Betting the future of The Guardian on print would have been ‘truly reckless”, according to editor Alan Rusbridger.
Writing exclusively in the July edition of Press Gazette magazine, Rusbridger insisted the shift to a ‘digital future’did not mean The Guardian was turning its back on print, pointing out that its most of its revenues still come from its print edition.
‘I grew up in print and have had the most wonderful career in weeklies, evening and daily papers,’he said
‘I love newspapers. But it is extremely difficult to split an organisation’s attention equally between different media.”
Rusbridger insisted The Guardian’s circulation slide was in step with the general decline of the ‘quality market’newspapers – an annual drop of between 6-8 per cent – and that its market share had held at a relatively steady 17 per cent over the last few years.
But he added: “Extrapolate that overall market picture over the next five years and it would be a brave person who staked their money or future career on print carrying on as it has in the past.”
In May sales of The Guardian fell 12.5 per cent year-on-year to 293,053, while the number of unique browsers visiting guardian.co.uk was up 47.4 per cent to 49,176,766.
Digital income stands at around £37m in the year to April and is predicted to hit £47m this year.
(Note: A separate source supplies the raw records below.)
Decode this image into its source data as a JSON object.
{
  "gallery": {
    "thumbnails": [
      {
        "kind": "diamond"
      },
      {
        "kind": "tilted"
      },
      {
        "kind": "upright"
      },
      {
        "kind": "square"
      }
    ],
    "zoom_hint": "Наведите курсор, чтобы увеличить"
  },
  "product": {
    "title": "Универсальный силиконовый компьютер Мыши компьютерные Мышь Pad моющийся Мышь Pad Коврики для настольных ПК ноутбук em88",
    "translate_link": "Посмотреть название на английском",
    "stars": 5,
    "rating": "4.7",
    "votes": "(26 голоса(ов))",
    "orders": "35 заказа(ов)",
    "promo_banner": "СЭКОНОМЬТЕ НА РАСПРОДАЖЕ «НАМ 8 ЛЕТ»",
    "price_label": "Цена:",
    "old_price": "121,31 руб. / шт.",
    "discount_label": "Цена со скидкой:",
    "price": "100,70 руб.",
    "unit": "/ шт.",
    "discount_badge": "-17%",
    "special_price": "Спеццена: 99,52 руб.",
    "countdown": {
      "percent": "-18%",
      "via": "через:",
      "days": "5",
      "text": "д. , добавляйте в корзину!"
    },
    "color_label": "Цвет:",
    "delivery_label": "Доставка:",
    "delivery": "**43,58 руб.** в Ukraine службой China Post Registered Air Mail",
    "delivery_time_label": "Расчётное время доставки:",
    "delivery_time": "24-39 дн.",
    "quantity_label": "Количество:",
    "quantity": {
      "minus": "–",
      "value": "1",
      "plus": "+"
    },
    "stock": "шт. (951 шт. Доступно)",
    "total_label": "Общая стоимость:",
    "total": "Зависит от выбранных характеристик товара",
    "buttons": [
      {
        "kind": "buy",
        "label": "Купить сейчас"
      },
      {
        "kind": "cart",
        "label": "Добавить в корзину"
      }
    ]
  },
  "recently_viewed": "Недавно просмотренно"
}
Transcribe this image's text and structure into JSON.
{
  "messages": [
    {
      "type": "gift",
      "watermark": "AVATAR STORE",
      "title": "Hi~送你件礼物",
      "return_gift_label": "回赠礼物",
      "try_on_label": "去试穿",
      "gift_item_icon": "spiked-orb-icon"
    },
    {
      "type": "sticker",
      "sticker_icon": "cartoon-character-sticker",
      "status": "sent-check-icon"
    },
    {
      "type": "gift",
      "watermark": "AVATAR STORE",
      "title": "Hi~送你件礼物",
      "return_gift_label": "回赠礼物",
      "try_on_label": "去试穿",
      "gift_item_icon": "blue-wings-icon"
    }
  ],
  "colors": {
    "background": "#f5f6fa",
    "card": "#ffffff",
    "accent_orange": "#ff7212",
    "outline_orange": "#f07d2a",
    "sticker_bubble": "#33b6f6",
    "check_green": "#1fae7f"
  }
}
The plan is to double that figure within just five years.
Last week Rusbridger admitted the organisation needed to ‘lose significant numbers’over the next few years as the company looks to make annual savings of £25m by 2016, as resources are shifted from print to digital.
In his feature for Press Gazette Rusbridger reiterated how the paper needed to cut more out of the business.
‘We’ve cut costs, of course,” he said. “Our headcount (630 journalists) is in the same ball park declared by other comparable titles (Times 611; Telegraph 615).
‘We must, of course, get more cost out. But cost-cutting without some form of transformation is a very short-sighted move.”
Research commissioned by the newspaper showed only four per cent of readers expected news to be broken in print and that half read the paper in the evening instead of the morning.
Rusbridger added: “So our readers may well be ahead of us, demanding breaking news, source material, response and depth via digital and something more like Newsnight – a more tightly edited package that helps make sense of the day – in print.”
You can read Alan Rusbridger’s feature in full in the July edition of Press Gazette magazine